“Nike Fuel” is a singularly useless unit. I’m imagining the reasoning behind it was something like this:
If this is true, I question Nike’s motives — helping people become more active or using vendor lock-in and social manipulation to sell as many devices as possible.
Obviously it’s the second one, but Fitbit exhibit no such problems and seem to be doing okay. Everything is relative.
Both devices are rubbery wrist straps which can make clothing a little bothersome, but presumably that positioning helps them gain more accurate results as opposed to, say, a belt clip.
I’ve been unable to adequately compare the accuracy of either product. The Fuelband seems to think I’ve done far fewer steps than the Flex, but as I can’t get numbers off the Flex quickly it’s difficult to compare the two. One way would be to actually count how many steps I do one day, and see which device is closer.
I’m looking forward to continuing to use both devices, hopefully beginning to follow in Aaron’s footsteps (no pun intended) and pull the data in to my own site.
Renaming “Chrome” to “That browser with Flash”
The medium with which you choose to express a message shapes that message — be careful it doesn’t contradict it.
articlemarkup — even js-generated markup is predictably disgusting
Everything about this is anti-web, practically screaming “ignore me”.
Mac OS 10.6 spaces vs 10.9 full-screen apps/desktops — switching gestures a welcome addition, but muscle memory persistent “physical” location lost, replaced by ambiguous time-based UI which does exactly what you mean half of the time, and causes flow-breaking confusion+excise the rest of the time
Celebrating oneoldernessday at the office by finding my Icelandic name – it’s either Bjarndal (bear dale) or Bjarnhéðinn (bear skin, pronounced byarn-hey-thinn).
The ever-awesome @briansuda and Ninja got me a copy of berglondon.com/products/svk — loving the affordances of having ink you can choose not to see, also pondering the possibilities of additive fanfiction where you add your own internal monologue/headcanon/background details in-place over the canonical storyline.
Compilation of some sub-optimal gauge design I’ve come across recently. First up is BBC iPlayer’s speed tester+comparison tool:
Ignoring the questionable pyramid chartjunk, there are a bunch of issues here — the use of arc length and exceedingly inconsistent scale on the skeuomorphic gauge, the strange choice of colouring on the comparison bars (is green good and red bad? or better/worse than my connection?) and the totally useless “status” column add up to a confusing graphic.
The next is this set of dials from pool.dogechain.info — again the use of arc length is unnecessary, and very few comparisons are possible.
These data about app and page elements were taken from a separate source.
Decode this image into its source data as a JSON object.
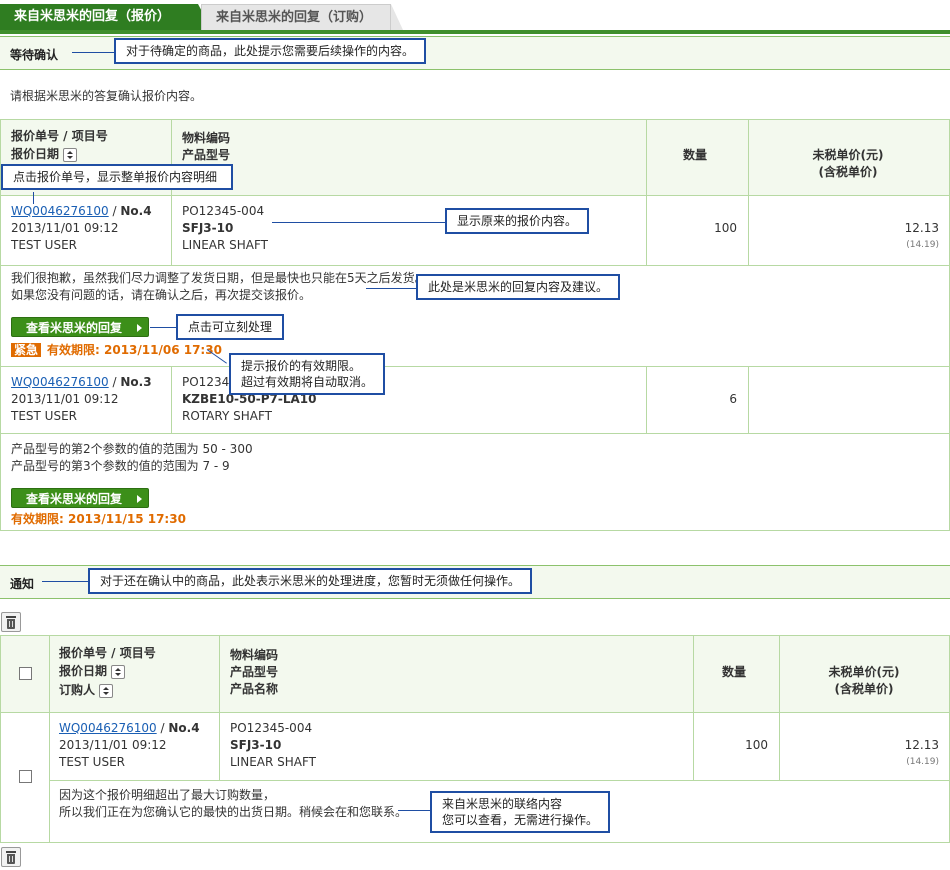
{
  "tabs": {
    "active": "来自米思米的回复（报价）",
    "inactive": "来自米思米的回复（订购）"
  },
  "pending": {
    "title": "等待确认",
    "intro": "请根据米思米的答复确认报价内容。",
    "headers": {
      "no": "报价单号 / 项目号",
      "date": "报价日期",
      "material": "物料编码",
      "model": "产品型号",
      "qty": "数量",
      "price1": "未税单价(元)",
      "price2": "(含税单价)"
    },
    "rows": [
      {
        "quote_no": "WQ0046276100",
        "item_no": "No.4",
        "datetime": "2013/11/01 09:12",
        "user": "TEST USER",
        "material": "PO12345-004",
        "model": "SFJ3-10",
        "name": "LINEAR SHAFT",
        "qty": "100",
        "price": "12.13",
        "price_tax": "(14.19)",
        "reply1": "我们很抱歉，虽然我们尽力调整了发货日期，但是最快也只能在5天之后发货。",
        "reply2": "如果您没有问题的话，请在确认之后，再次提交该报价。",
        "button": "查看米思米的回复",
        "urgent": "紧急",
        "deadline": "有效期限: 2013/11/06 17:30"
      },
      {
        "quote_no": "WQ0046276100",
        "item_no": "No.3",
        "datetime": "2013/11/01 09:12",
        "user": "TEST USER",
        "material": "PO12345-003",
        "model": "KZBE10-50-P7-LA10",
        "name": "ROTARY SHAFT",
        "qty": "6",
        "price": "",
        "price_tax": "",
        "reply1": "产品型号的第2个参数的值的范围为 50 - 300",
        "reply2": "产品型号的第3个参数的值的范围为 7 - 9",
        "button": "查看米思米的回复",
        "deadline": "有效期限: 2013/11/15 17:30"
      }
    ]
  },
  "notice": {
    "title": "通知",
    "headers": {
      "no": "报价单号 / 项目号",
      "date": "报价日期",
      "buyer": "订购人",
      "material": "物料编码",
      "model": "产品型号",
      "name": "产品名称",
      "qty": "数量",
      "price1": "未税单价(元)",
      "price2": "(含税单价)"
    },
    "row": {
      "quote_no": "WQ0046276100",
      "item_no": "No.4",
      "datetime": "2013/11/01 09:12",
      "user": "TEST USER",
      "material": "PO12345-004",
      "model": "SFJ3-10",
      "name": "LINEAR SHAFT",
      "qty": "100",
      "price": "12.13",
      "price_tax": "(14.19)",
      "msg1": "因为这个报价明细超出了最大订购数量，",
      "msg2": "所以我们正在为您确认它的最快的出货日期。稍候会在和您联系。"
    }
  },
  "callouts": {
    "c1": "对于待确定的商品，此处提示您需要后续操作的内容。",
    "c2": "点击报价单号，显示整单报价内容明细",
    "c3": "显示原来的报价内容。",
    "c4": "此处是米思米的回复内容及建议。",
    "c5": "点击可立刻处理",
    "c6a": "提示报价的有效期限。",
    "c6b": "超过有效期将自动取消。",
    "c7": "对于还在确认中的商品，此处表示米思米的处理进度，您暂时无须做任何操作。",
    "c8a": "来自米思米的联络内容",
    "c8b": "您可以查看，无需进行操作。"
  }
}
At first, the scales look fairly sensible — perhaps the maximums are pool maximums, or averages or something?
Uh, apparently not.
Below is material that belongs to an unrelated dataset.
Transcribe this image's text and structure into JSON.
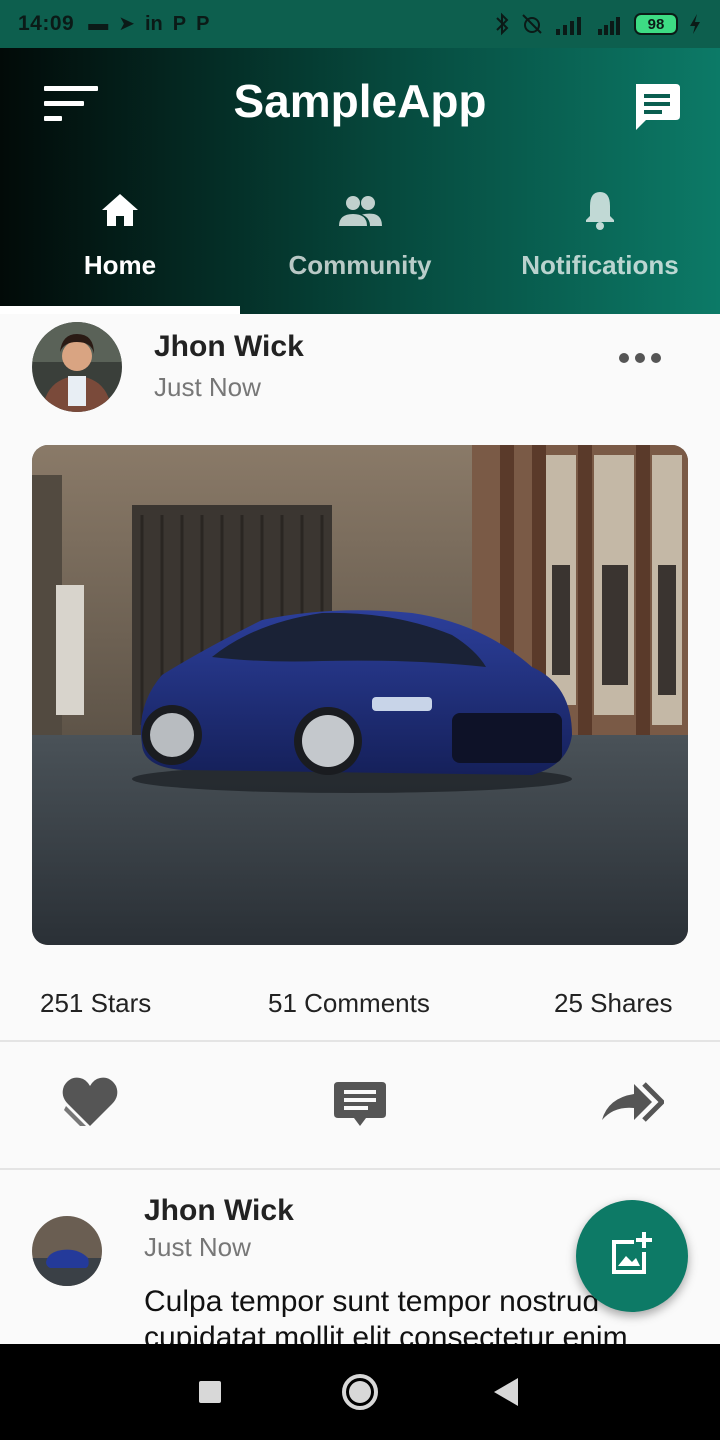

These dials are always half full. They use up hundreds of pixels of colour and drop shadow, taunting you into thinking you’re getting some sort of useful comparison, when actually they’re informing you that two times twenty three is forty six. Astonishing.
Simply erasing the colour creates a much cleaner graphic
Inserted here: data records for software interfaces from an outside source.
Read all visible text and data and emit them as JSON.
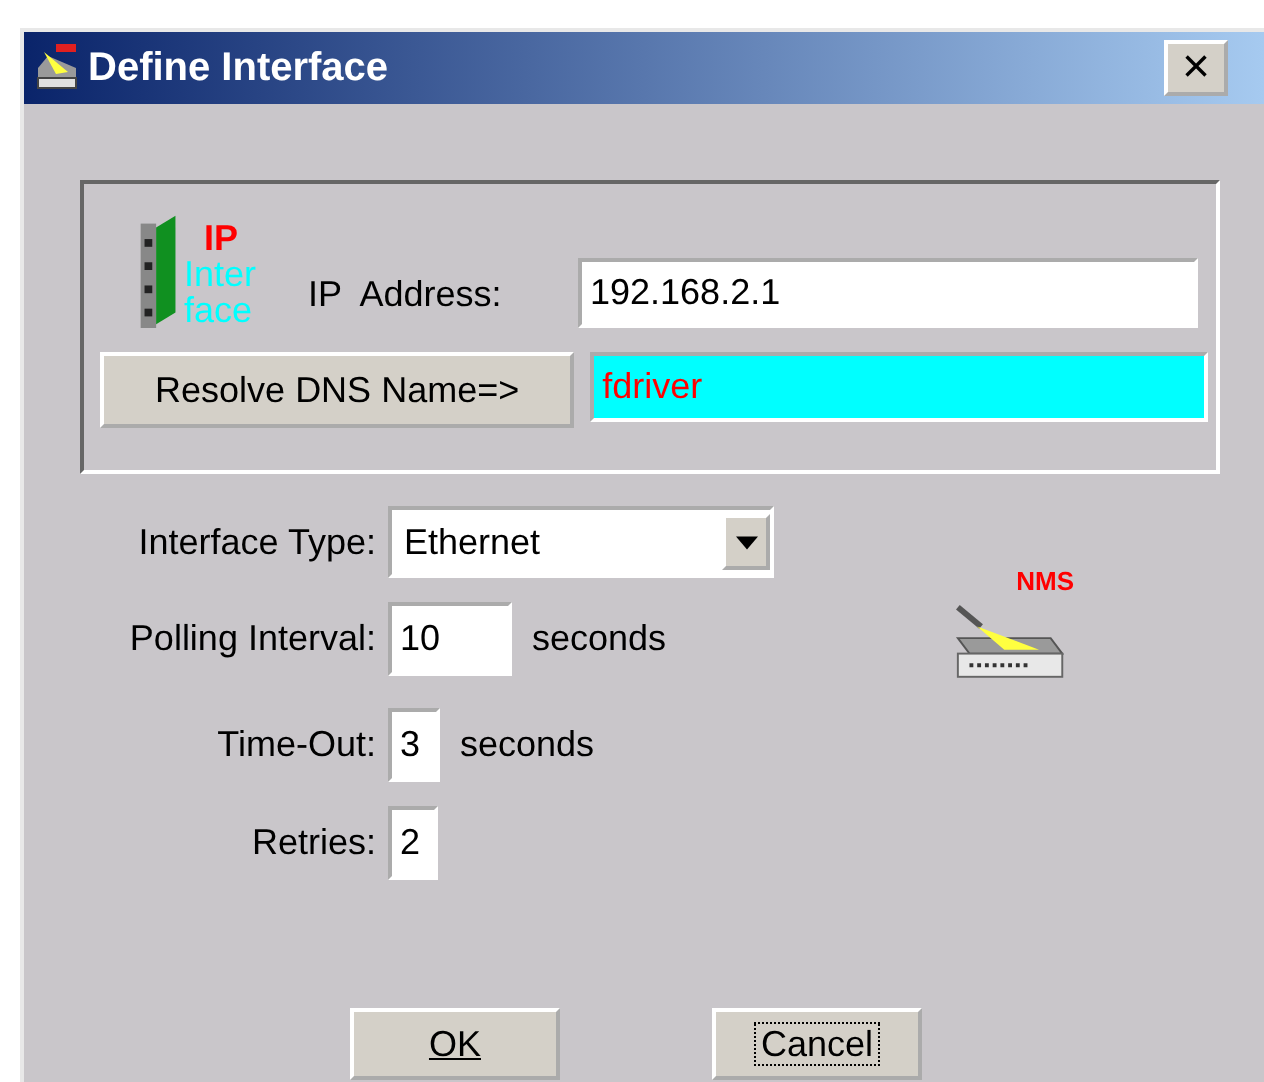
{
  "window": {
    "title": "Define Interface",
    "close": "×"
  },
  "address_group": {
    "logo": {
      "top": "IP",
      "middle": "Inter",
      "bottom": "face"
    },
    "ip_label": "IP  Address:",
    "ip_value": "192.168.2.1",
    "resolve_button": "Resolve DNS Name=>",
    "dns_value": "fdriver"
  },
  "fields": [
    {
      "kind": "select",
      "label": "Interface Type:",
      "value": "Ethernet"
    },
    {
      "kind": "text",
      "label": "Polling Interval:",
      "value": "10",
      "unit": "seconds"
    },
    {
      "kind": "text",
      "label": "Time-Out:",
      "value": "3",
      "unit": "seconds"
    },
    {
      "kind": "text",
      "label": "Retries:",
      "value": "2"
    }
  ],
  "nms_logo": "NMS",
  "buttons": [
    {
      "label": "OK",
      "mnemonic": true,
      "focused": false
    },
    {
      "label": "Cancel",
      "mnemonic": false,
      "focused": true
    }
  ]
}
which can be further improved by clearing some of the resultant whitespace
The addition of time-series data might make a genuinely useful contribution, as could some comparisons or proportions allowing your rate to be compared to the pool average or total.
Another welcome, and obvious addition would be “how much do I make per second/minute”, “how much have I made so far”, “how does that compare to other miners” and “how much is that in real money” — these are the questions that I as a miner actually want answered when looking at a dashboard, but the few relevant statistics which are shown are relegated to a small corner.